(Saved entries)
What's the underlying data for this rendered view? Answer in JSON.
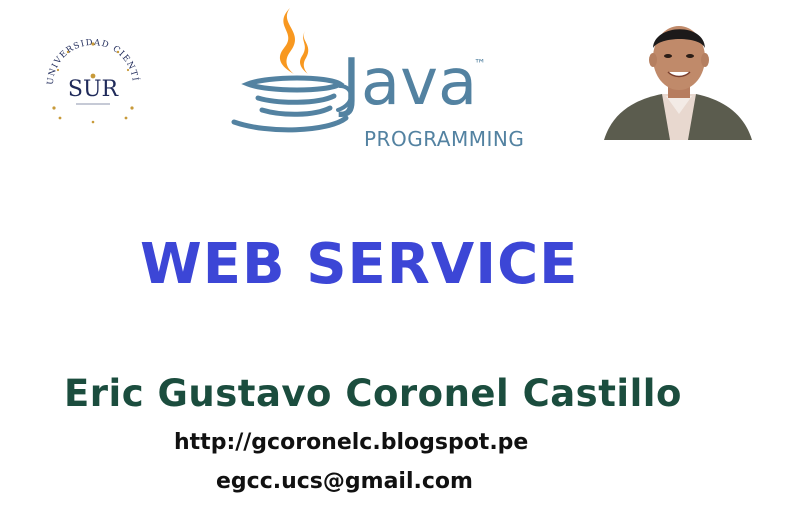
{
  "header": {
    "sur_logo_text": "SUR",
    "sur_logo_ring_text": "UNIVERSIDAD CIENTÍFICA DEL",
    "java_word": "Java",
    "java_tm": "™",
    "java_subtitle": "PROGRAMMING"
  },
  "main": {
    "title": "WEB SERVICE",
    "author": "Eric Gustavo Coronel Castillo",
    "blog_url": "http://gcoronelc.blogspot.pe",
    "email": "egcc.ucs@gmail.com"
  },
  "colors": {
    "title": "#3c46d6",
    "author": "#1b4d3e",
    "java_blue": "#5382a1",
    "java_orange": "#f89820",
    "sur_navy": "#1f2a5a",
    "sur_gold": "#c89a3a"
  },
  "icons": {
    "sur_logo": "university-seal-icon",
    "java_logo": "java-coffee-cup-icon",
    "photo": "person-portrait-icon"
  }
}
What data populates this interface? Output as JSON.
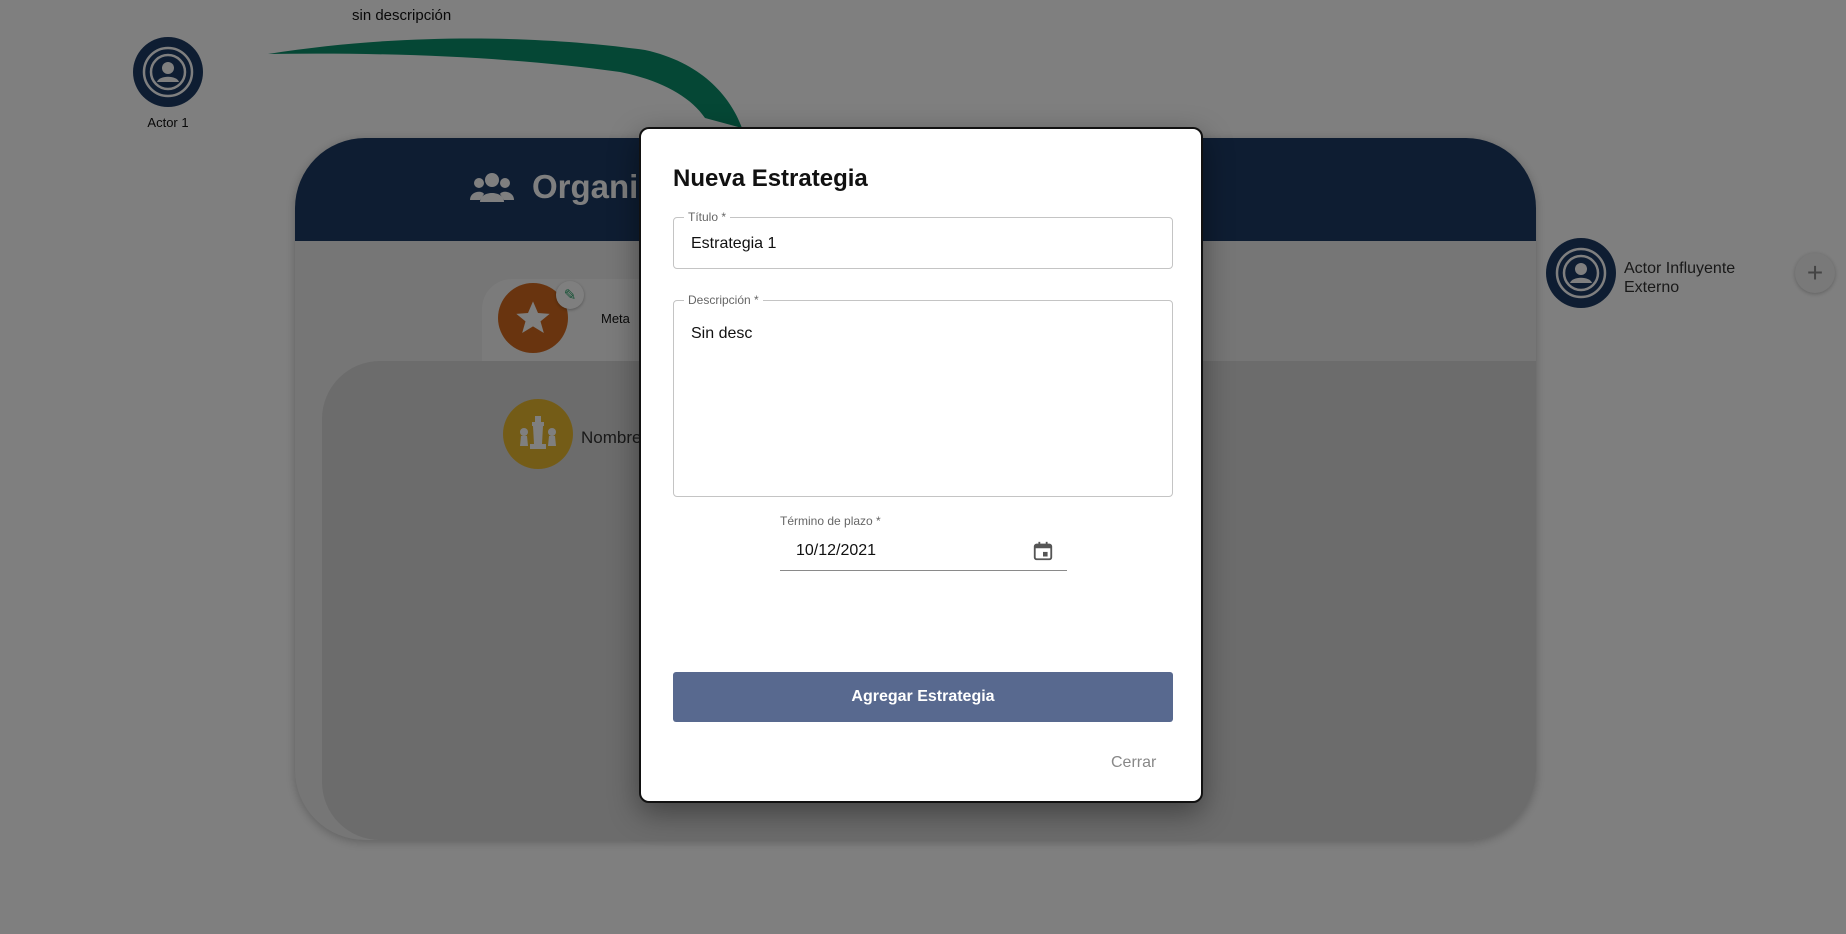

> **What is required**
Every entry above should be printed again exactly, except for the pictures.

> **Reply to the exercise**
What's the underlying data for this rendered view? Answer in JSON.
{
  "header": {
    "sur_logo_text": "SUR",
    "sur_logo_ring_text": "UNIVERSIDAD CIENTÍFICA DEL",
    "java_word": "Java",
    "java_tm": "™",
    "java_subtitle": "PROGRAMMING"
  },
  "main": {
    "title": "WEB SERVICE",
    "author": "Eric Gustavo Coronel Castillo",
    "blog_url": "http://gcoronelc.blogspot.pe",
    "email": "egcc.ucs@gmail.com"
  },
  "colors": {
    "title": "#3c46d6",
    "author": "#1b4d3e",
    "java_blue": "#5382a1",
    "java_orange": "#f89820",
    "sur_navy": "#1f2a5a",
    "sur_gold": "#c89a3a"
  },
  "icons": {
    "sur_logo": "university-seal-icon",
    "java_logo": "java-coffee-cup-icon",
    "photo": "person-portrait-icon"
  }
}
What data populates this interface? Output as JSON.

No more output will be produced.